→ What needs to be done
Search the data for the word "amministrazione". Reproduce every line where it is found.
::::
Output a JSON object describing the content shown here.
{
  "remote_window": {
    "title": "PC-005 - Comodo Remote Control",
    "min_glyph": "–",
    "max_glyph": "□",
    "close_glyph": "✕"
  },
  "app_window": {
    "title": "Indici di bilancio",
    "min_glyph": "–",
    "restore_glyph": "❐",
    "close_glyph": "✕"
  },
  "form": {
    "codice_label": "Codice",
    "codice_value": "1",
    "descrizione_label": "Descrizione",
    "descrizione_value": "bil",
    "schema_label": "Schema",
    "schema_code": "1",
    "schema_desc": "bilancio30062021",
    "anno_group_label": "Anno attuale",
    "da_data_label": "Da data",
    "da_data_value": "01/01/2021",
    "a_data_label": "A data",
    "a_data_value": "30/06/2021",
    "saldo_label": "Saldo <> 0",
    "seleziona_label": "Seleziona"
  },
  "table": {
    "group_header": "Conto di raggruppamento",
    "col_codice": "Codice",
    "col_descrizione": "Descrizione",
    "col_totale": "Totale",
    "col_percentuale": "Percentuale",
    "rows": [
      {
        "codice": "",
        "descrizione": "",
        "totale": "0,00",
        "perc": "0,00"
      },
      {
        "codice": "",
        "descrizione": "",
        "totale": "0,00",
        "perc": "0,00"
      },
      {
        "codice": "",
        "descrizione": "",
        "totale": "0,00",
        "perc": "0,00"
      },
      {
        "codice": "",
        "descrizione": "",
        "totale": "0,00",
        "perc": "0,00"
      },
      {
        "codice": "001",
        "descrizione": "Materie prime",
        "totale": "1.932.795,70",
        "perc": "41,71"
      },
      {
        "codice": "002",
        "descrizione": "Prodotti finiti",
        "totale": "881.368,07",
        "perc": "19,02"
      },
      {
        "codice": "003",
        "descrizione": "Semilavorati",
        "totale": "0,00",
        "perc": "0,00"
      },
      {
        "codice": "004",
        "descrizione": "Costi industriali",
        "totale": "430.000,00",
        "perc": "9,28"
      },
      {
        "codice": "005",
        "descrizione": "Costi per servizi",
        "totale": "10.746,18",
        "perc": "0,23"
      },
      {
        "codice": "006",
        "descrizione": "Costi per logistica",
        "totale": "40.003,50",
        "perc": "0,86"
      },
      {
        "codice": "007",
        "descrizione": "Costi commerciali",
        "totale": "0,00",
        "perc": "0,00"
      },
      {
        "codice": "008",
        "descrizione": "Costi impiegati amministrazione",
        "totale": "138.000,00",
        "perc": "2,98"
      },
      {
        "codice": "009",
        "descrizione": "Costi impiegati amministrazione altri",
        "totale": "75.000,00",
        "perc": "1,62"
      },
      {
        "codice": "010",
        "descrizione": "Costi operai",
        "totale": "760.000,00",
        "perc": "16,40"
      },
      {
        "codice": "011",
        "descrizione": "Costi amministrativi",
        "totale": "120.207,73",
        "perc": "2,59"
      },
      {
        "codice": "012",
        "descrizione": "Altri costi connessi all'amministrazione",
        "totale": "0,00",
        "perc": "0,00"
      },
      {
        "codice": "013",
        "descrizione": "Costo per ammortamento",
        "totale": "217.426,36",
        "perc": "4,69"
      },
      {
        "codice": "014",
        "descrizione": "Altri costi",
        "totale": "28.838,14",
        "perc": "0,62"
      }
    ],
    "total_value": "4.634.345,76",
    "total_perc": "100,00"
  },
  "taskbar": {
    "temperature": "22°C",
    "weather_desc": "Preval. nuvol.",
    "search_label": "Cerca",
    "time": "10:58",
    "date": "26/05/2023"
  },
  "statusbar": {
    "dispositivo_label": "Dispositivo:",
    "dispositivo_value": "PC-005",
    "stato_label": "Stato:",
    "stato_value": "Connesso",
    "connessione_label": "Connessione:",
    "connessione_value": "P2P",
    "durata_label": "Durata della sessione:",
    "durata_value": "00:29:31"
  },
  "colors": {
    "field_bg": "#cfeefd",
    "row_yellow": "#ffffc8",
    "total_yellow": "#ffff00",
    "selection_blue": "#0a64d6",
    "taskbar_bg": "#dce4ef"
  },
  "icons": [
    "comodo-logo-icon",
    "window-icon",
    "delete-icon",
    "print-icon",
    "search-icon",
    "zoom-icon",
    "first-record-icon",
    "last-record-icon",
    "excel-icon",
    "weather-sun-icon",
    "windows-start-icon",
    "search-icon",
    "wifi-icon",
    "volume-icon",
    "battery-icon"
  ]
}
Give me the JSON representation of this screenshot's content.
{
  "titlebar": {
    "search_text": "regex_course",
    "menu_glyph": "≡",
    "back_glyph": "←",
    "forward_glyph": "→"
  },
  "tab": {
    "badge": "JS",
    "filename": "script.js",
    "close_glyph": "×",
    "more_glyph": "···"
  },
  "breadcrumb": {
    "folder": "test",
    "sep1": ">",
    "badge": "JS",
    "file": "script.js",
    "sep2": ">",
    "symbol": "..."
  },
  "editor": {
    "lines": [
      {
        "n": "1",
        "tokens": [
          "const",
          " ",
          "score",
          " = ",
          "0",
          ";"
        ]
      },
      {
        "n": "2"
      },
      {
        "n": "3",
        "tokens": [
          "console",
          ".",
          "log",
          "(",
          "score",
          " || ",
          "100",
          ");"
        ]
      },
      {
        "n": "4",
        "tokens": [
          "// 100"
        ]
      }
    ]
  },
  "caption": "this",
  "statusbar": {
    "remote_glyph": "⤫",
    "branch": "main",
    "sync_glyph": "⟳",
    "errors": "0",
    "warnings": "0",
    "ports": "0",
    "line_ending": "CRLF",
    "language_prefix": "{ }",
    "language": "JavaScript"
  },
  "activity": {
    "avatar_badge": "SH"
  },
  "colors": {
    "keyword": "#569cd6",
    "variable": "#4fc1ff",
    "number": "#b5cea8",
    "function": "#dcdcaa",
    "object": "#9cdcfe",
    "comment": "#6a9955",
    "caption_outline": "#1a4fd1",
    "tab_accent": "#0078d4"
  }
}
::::
→ Solution to this task
        "descrizione": "Costi impiegati amministrazione",
        "descrizione": "Costi impiegati amministrazione altri",
        "descrizione": "Altri costi connessi all'amministrazione",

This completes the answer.